Work required — Where in the data does the word "step" appear? Find those lines and copy them.

Data extract —
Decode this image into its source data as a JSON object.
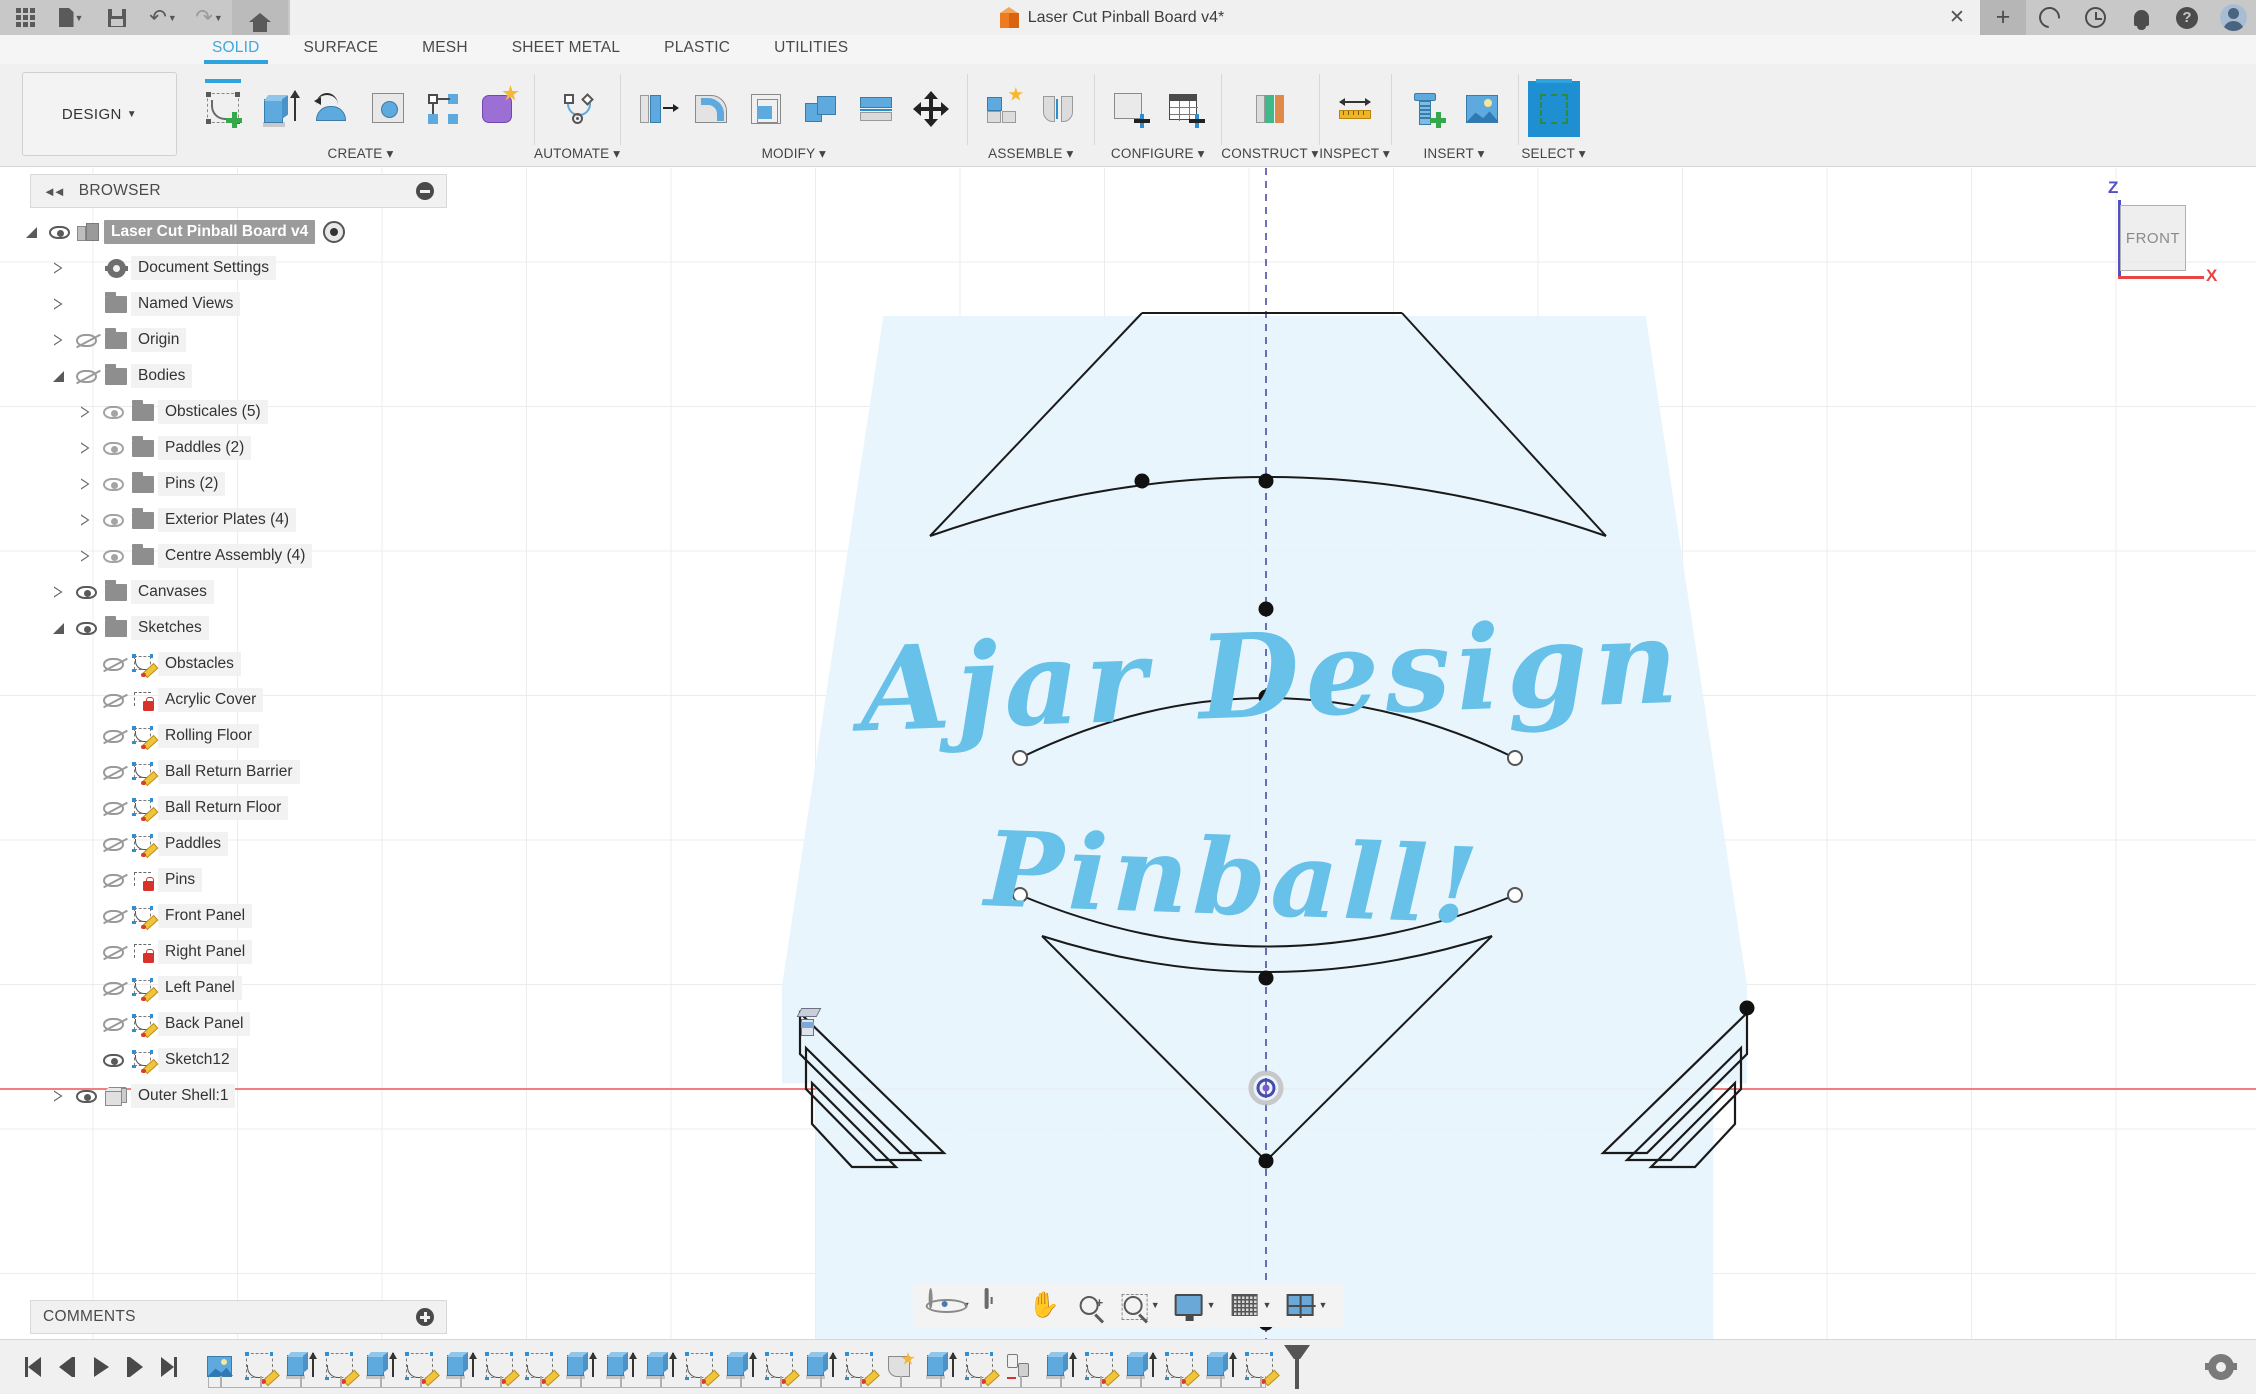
{
  "titlebar": {
    "quick_access": [
      {
        "name": "app-grid-icon",
        "label": "Show Data Panel"
      },
      {
        "name": "file-icon",
        "label": "File",
        "caret": true
      },
      {
        "name": "save-icon",
        "label": "Save"
      },
      {
        "name": "undo-icon",
        "label": "Undo",
        "caret": true
      },
      {
        "name": "redo-icon",
        "label": "Redo",
        "caret": true
      },
      {
        "name": "home-icon",
        "label": "Home"
      }
    ],
    "document_title": "Laser Cut Pinball Board v4*",
    "right_icons": [
      {
        "name": "close-icon",
        "label": "Close"
      },
      {
        "name": "plus-icon",
        "label": "New"
      },
      {
        "name": "job-status-icon",
        "label": "Job Status"
      },
      {
        "name": "history-icon",
        "label": "Recent"
      },
      {
        "name": "notification-bell-icon",
        "label": "Notifications"
      },
      {
        "name": "help-icon",
        "label": "Help"
      },
      {
        "name": "avatar-icon",
        "label": "Account"
      }
    ]
  },
  "ribbon": {
    "workspace": "DESIGN",
    "tabs": [
      {
        "label": "SOLID",
        "active": true
      },
      {
        "label": "SURFACE",
        "active": false
      },
      {
        "label": "MESH",
        "active": false
      },
      {
        "label": "SHEET METAL",
        "active": false
      },
      {
        "label": "PLASTIC",
        "active": false
      },
      {
        "label": "UTILITIES",
        "active": false
      }
    ],
    "panels": [
      {
        "label": "CREATE ▾",
        "tools": [
          "create-sketch",
          "extrude",
          "revolve",
          "hole",
          "pattern",
          "form"
        ]
      },
      {
        "label": "AUTOMATE ▾",
        "tools": [
          "automate"
        ]
      },
      {
        "label": "MODIFY ▾",
        "tools": [
          "press-pull",
          "fillet",
          "shell",
          "combine",
          "split-face",
          "move-copy"
        ]
      },
      {
        "label": "ASSEMBLE ▾",
        "tools": [
          "new-component",
          "joint"
        ]
      },
      {
        "label": "CONFIGURE ▾",
        "tools": [
          "configure-component",
          "configuration-table"
        ]
      },
      {
        "label": "CONSTRUCT ▾",
        "tools": [
          "offset-plane"
        ]
      },
      {
        "label": "INSPECT ▾",
        "tools": [
          "measure"
        ]
      },
      {
        "label": "INSERT ▾",
        "tools": [
          "insert-mcmaster",
          "insert-canvas"
        ]
      },
      {
        "label": "SELECT ▾",
        "tools": [
          "select"
        ]
      }
    ]
  },
  "browser": {
    "title": "BROWSER",
    "collapse_icon": "collapse-left-icon",
    "minimize_icon": "minimize-icon",
    "tree": [
      {
        "label": "Laser Cut Pinball Board v4",
        "indent": 0,
        "icon": "component-icon",
        "expander": "open",
        "eye": "on",
        "selected": true,
        "radio": true
      },
      {
        "label": "Document Settings",
        "indent": 1,
        "icon": "gear-icon",
        "expander": "closed",
        "eye": "none"
      },
      {
        "label": "Named Views",
        "indent": 1,
        "icon": "folder-icon",
        "expander": "closed",
        "eye": "none"
      },
      {
        "label": "Origin",
        "indent": 1,
        "icon": "folder-icon",
        "expander": "closed",
        "eye": "off"
      },
      {
        "label": "Bodies",
        "indent": 1,
        "icon": "folder-icon",
        "expander": "open",
        "eye": "off"
      },
      {
        "label": "Obsticales (5)",
        "indent": 2,
        "icon": "folder-icon",
        "expander": "closed",
        "eye": "on-dim"
      },
      {
        "label": "Paddles (2)",
        "indent": 2,
        "icon": "folder-icon",
        "expander": "closed",
        "eye": "on-dim"
      },
      {
        "label": "Pins (2)",
        "indent": 2,
        "icon": "folder-icon",
        "expander": "closed",
        "eye": "on-dim"
      },
      {
        "label": "Exterior Plates (4)",
        "indent": 2,
        "icon": "folder-icon",
        "expander": "closed",
        "eye": "on-dim"
      },
      {
        "label": "Centre Assembly (4)",
        "indent": 2,
        "icon": "folder-icon",
        "expander": "closed",
        "eye": "on-dim"
      },
      {
        "label": "Canvases",
        "indent": 1,
        "icon": "folder-icon",
        "expander": "closed",
        "eye": "on"
      },
      {
        "label": "Sketches",
        "indent": 1,
        "icon": "folder-icon",
        "expander": "open",
        "eye": "on"
      },
      {
        "label": "Obstacles",
        "indent": 2,
        "icon": "sketch-icon",
        "expander": "none",
        "eye": "off"
      },
      {
        "label": "Acrylic Cover",
        "indent": 2,
        "icon": "sketch-locked-icon",
        "expander": "none",
        "eye": "off"
      },
      {
        "label": "Rolling Floor",
        "indent": 2,
        "icon": "sketch-icon",
        "expander": "none",
        "eye": "off"
      },
      {
        "label": "Ball Return Barrier",
        "indent": 2,
        "icon": "sketch-icon",
        "expander": "none",
        "eye": "off"
      },
      {
        "label": "Ball Return Floor",
        "indent": 2,
        "icon": "sketch-icon",
        "expander": "none",
        "eye": "off"
      },
      {
        "label": "Paddles",
        "indent": 2,
        "icon": "sketch-icon",
        "expander": "none",
        "eye": "off"
      },
      {
        "label": "Pins",
        "indent": 2,
        "icon": "sketch-locked-icon",
        "expander": "none",
        "eye": "off"
      },
      {
        "label": "Front Panel",
        "indent": 2,
        "icon": "sketch-icon",
        "expander": "none",
        "eye": "off"
      },
      {
        "label": "Right Panel",
        "indent": 2,
        "icon": "sketch-locked-icon",
        "expander": "none",
        "eye": "off"
      },
      {
        "label": "Left Panel",
        "indent": 2,
        "icon": "sketch-icon",
        "expander": "none",
        "eye": "off"
      },
      {
        "label": "Back Panel",
        "indent": 2,
        "icon": "sketch-icon",
        "expander": "none",
        "eye": "off"
      },
      {
        "label": "Sketch12",
        "indent": 2,
        "icon": "sketch-icon",
        "expander": "none",
        "eye": "on"
      },
      {
        "label": "Outer Shell:1",
        "indent": 1,
        "icon": "body-icon",
        "expander": "closed",
        "eye": "on"
      }
    ]
  },
  "comments": {
    "title": "COMMENTS",
    "add_icon": "add-comment-icon"
  },
  "canvas": {
    "logo_line1": "Ajar Design",
    "logo_line2": "Pinball!",
    "logo_color": "#67c1e8",
    "board_fill": "#e8f4fd",
    "sketch_line_color": "#1a1a1a",
    "x_axis_color": "#f08080",
    "construction_axis_color": "#4a4aa8",
    "viewcube": {
      "face_label": "FRONT",
      "z_label": "Z",
      "x_label": "X",
      "z_color": "#5050c8",
      "x_color": "#e84545"
    },
    "navbar": [
      {
        "name": "orbit-icon",
        "caret": true
      },
      {
        "name": "look-at-icon",
        "caret": false
      },
      {
        "name": "pan-icon",
        "caret": false
      },
      {
        "name": "zoom-icon",
        "caret": false
      },
      {
        "name": "zoom-window-icon",
        "caret": true
      },
      {
        "name": "display-settings-icon",
        "caret": true
      },
      {
        "name": "grid-snaps-icon",
        "caret": true
      },
      {
        "name": "viewports-icon",
        "caret": true
      }
    ]
  },
  "timeline": {
    "playback": [
      {
        "name": "go-to-beginning-icon"
      },
      {
        "name": "step-back-icon"
      },
      {
        "name": "play-icon"
      },
      {
        "name": "step-forward-icon"
      },
      {
        "name": "go-to-end-icon"
      }
    ],
    "features": [
      "canvas",
      "sketch",
      "extrude",
      "sketch",
      "extrude",
      "sketch",
      "extrude",
      "sketch",
      "sketch",
      "extrude",
      "extrude",
      "extrude",
      "sketch",
      "extrude",
      "sketch",
      "extrude",
      "sketch",
      "new-component",
      "extrude",
      "sketch",
      "copy-paste",
      "extrude",
      "sketch",
      "extrude",
      "sketch",
      "extrude",
      "sketch"
    ],
    "end_marker": "timeline-end-marker",
    "settings_icon": "timeline-settings-icon"
  }
}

Output below —
        "name": "step-back-icon"
        "name": "step-forward-icon"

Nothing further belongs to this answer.